“Corporal punishment does not work and in fact leads to increased negative behavior and dropout rates,” said Rep. Bobby Scott, D-Va., a co-sponsor of the bill.

A nun’s swift rap across the knuckles was once a hallmark of the Catholic educational system in America. But in recent decades, the practice has made more appearances in comedic routines than classrooms.

“I think corporal punishment has not been an issue for a long, long time,” said Brian Gray, a spokesman for the National Catholic Educational Association.

He did not see compliance as an issue.

Almost half of all Catholic schools in the United States receive government money in the form of the federal nutrition program, according to yearly association statistics, and almost as many schools receive federal money to bus students to and from school.

The bill does not ban the use of “reasonable restraint” should a student’s behavior put other students or school personnel at a risk of injury.

The proposed bill comes amid a growing debate among psychologists on whether spanking is an effective and safe punishment tool.

“Psychologists don’t all agree that spanking is always harmful to children,” said Kim Mills, a spokeswoman for the American Psychological Association. “Some psychologists have a belief that certain levels of gentle punishment may be effective.”

Her association’s official stance is that corporal punishment should not be allowed in schools, day care centers or other institutions.

Juli Slattery, a family psychologist at Colorado Springs, Colo.-based Focus on the Family, suggests tempered spanking on young children as one of many disciplinary tools available to parents.

The bill, she said, is indicative of American society’s collective disagreement on how to punish its children.
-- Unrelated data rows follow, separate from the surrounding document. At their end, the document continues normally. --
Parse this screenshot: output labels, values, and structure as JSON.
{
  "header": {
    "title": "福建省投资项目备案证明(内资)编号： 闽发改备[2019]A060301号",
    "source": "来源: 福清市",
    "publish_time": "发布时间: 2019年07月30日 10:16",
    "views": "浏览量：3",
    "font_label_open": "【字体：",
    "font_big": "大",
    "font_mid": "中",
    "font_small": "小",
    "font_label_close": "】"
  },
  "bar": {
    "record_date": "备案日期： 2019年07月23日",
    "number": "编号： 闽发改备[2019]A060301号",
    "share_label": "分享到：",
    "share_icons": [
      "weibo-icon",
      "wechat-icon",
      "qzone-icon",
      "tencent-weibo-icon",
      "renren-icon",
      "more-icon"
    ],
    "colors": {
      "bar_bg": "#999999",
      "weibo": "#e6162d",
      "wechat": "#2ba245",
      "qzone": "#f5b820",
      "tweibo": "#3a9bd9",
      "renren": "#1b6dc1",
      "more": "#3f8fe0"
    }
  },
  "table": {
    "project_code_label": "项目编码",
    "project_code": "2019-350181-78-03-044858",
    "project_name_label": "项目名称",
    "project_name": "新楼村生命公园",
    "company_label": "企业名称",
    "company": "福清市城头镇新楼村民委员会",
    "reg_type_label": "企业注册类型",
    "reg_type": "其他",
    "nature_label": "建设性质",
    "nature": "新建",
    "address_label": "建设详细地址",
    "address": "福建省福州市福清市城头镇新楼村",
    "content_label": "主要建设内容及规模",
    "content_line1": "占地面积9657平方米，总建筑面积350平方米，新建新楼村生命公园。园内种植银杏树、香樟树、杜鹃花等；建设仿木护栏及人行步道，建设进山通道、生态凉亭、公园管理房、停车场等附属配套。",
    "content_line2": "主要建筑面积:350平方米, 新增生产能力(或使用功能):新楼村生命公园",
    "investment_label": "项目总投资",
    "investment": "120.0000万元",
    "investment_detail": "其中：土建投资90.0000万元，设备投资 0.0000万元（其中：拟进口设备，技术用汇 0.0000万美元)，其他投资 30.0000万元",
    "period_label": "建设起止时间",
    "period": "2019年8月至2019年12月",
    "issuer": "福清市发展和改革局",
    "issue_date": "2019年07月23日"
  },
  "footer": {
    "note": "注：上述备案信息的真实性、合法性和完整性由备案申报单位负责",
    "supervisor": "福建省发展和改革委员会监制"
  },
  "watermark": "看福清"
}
The responsibility for discipline, Slattery said, should ultimately rest with parents or guardians, not schools.

But she does worry that bills like McCarthy’s encourage a child’s disregard for consequences.

“I think it’s a step in downplaying discipline,” she said.

The legislation could set a precedent for more government regulation of private schools, said Rabbi Avi Shafran, director of public affairs for the Orthodox Jewish group Agudath Israel of America.

“We are certainly not enamored of corporal punishment,” Shafran said. “But we are concerned with the rights of religious schools.”

{ Newscenter}


  1. Is the ban going to be applied retroactively? I got smacked real hard 20 years ago for breaking two windows in a span of one recess.

  2. The Rishonim write one who fails to discipline his child with spanking, is as if he killed him.

    His child not somebody else’s child.

  3. reply to #1 “ben Torah”:
    see what our Gedolim (start with Rav Wolbe zatzal) have to say about this issue before you start poskening from rishonim. btw – the article is about teachers (rebbe’s) not parents.

  4. M.T./#4 — A Rebbe has the same din as a parent. He is mechuyiv to spank (i.e. use corporal punishment) when necessary.

  5. Having had a few fruskings in my time along with all the other in my class.
    It’s one thing to discipline kids, it’s another to use them as a punching bag for personal anger management issues

  6. In this day and age corporal punishment should never be administered anywhere but at home, by a parent, and even then – it should be done with real chochma and not out of anger.

  7. It’s not the Rishonom it is a Posuk in Mishley.I don’t think teachers should hit, but I don’t think a decision like this should made by the government.

    Various hot shot anti hitting advocates acknowledged to me that on occasion they hut their own kids.

  8. i believe the idea of corporal punishment is from the wiseman shlomo hamelech as is written in mishlay ‘cosaich shivtoi sonay bnoy